◆ Exercise instructions ◆
Show the lines of the material that contain the word "icon".

◆ Entries shown ◆

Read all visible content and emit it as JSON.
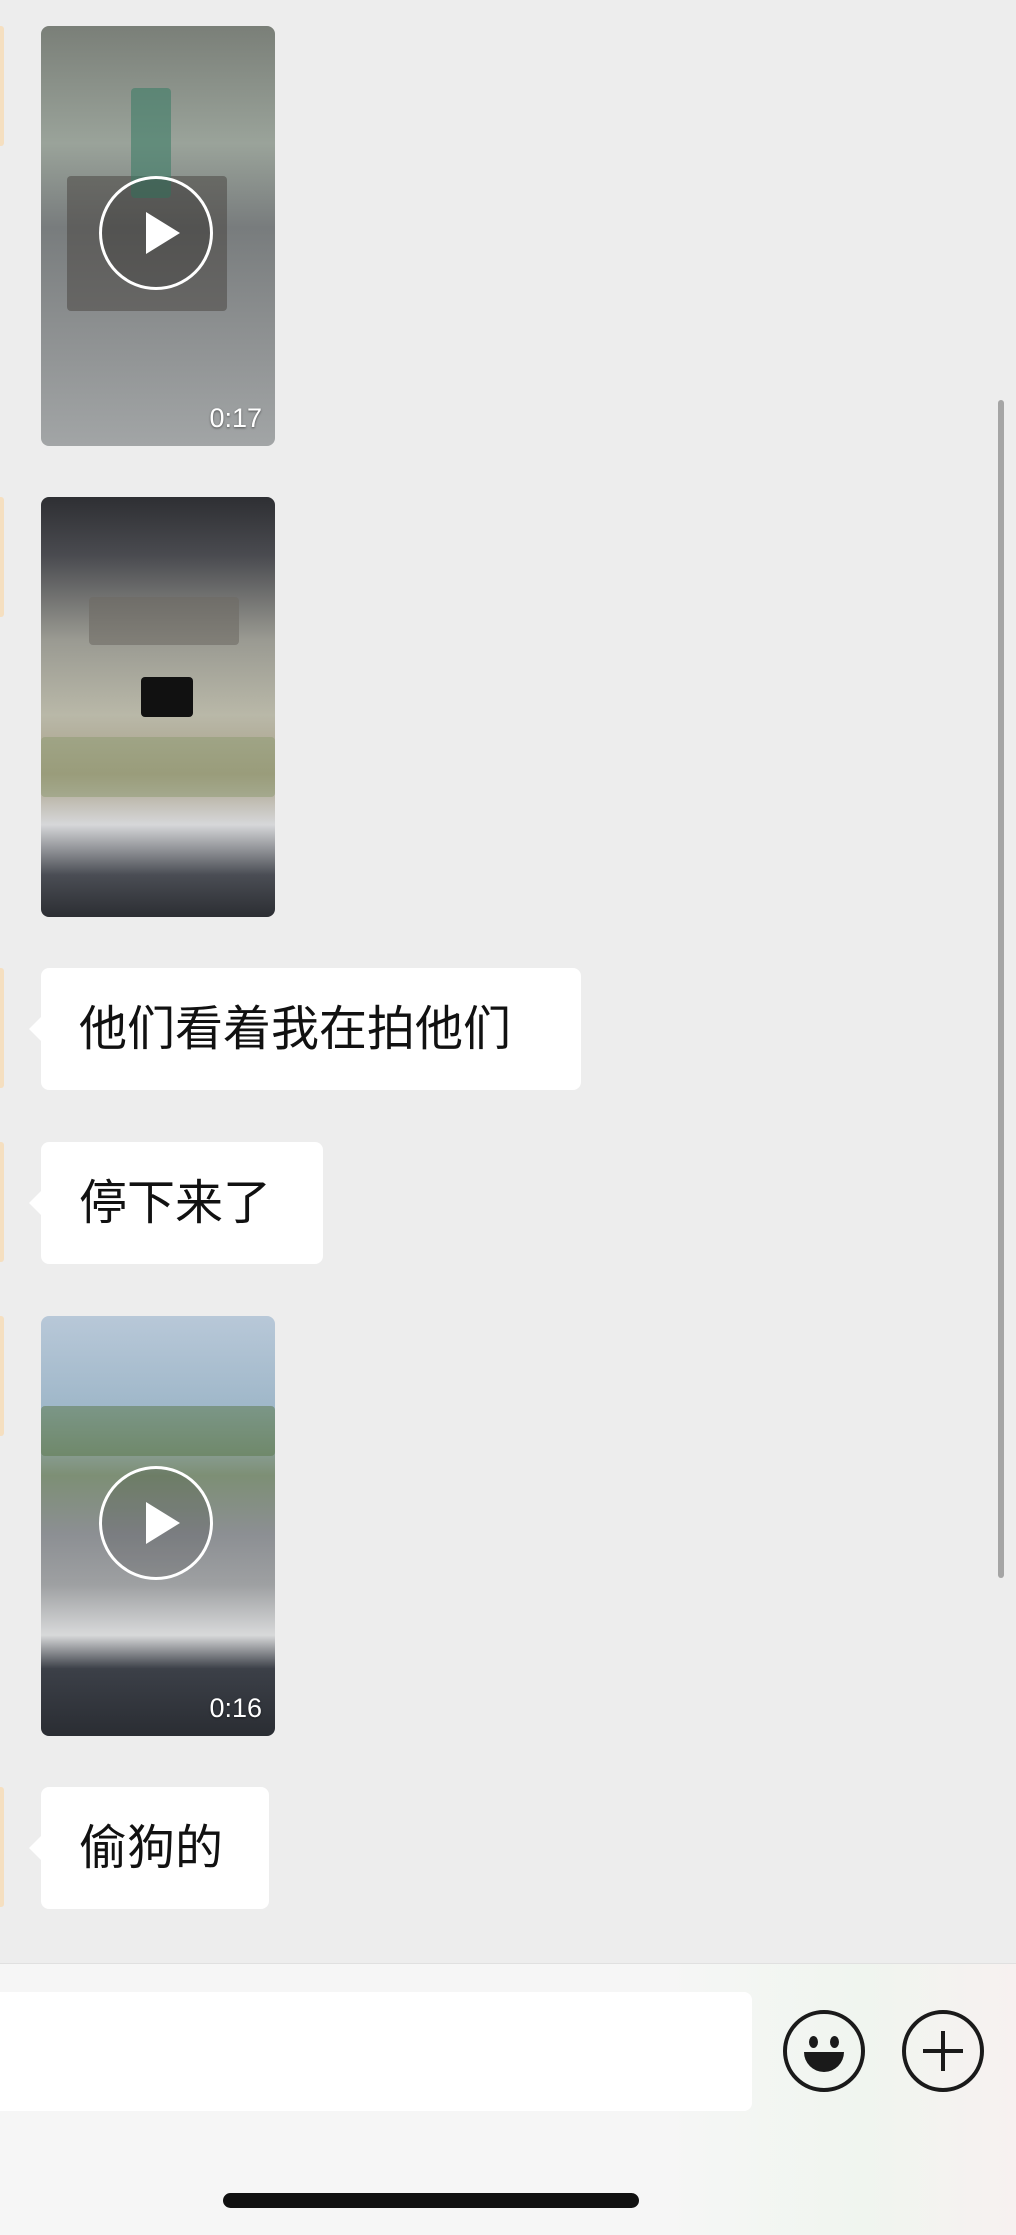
{
  "chat": {
    "messages": [
      {
        "type": "video",
        "duration": "0:17"
      },
      {
        "type": "video",
        "duration": ""
      },
      {
        "type": "text",
        "text": "他们看着我在拍他们"
      },
      {
        "type": "text",
        "text": "停下来了"
      },
      {
        "type": "video",
        "duration": "0:16"
      },
      {
        "type": "text",
        "text": "偷狗的"
      }
    ]
  },
  "input_bar": {
    "text_value": "",
    "emoji_icon": "smiley-face-icon",
    "more_icon": "plus-circle-icon"
  },
  "colors": {
    "background": "#ededed",
    "bubble": "#ffffff",
    "input_bar": "#f6f6f6"
  }
}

◆ Solution ◆
    "emoji_icon": "smiley-face-icon",
    "more_icon": "plus-circle-icon"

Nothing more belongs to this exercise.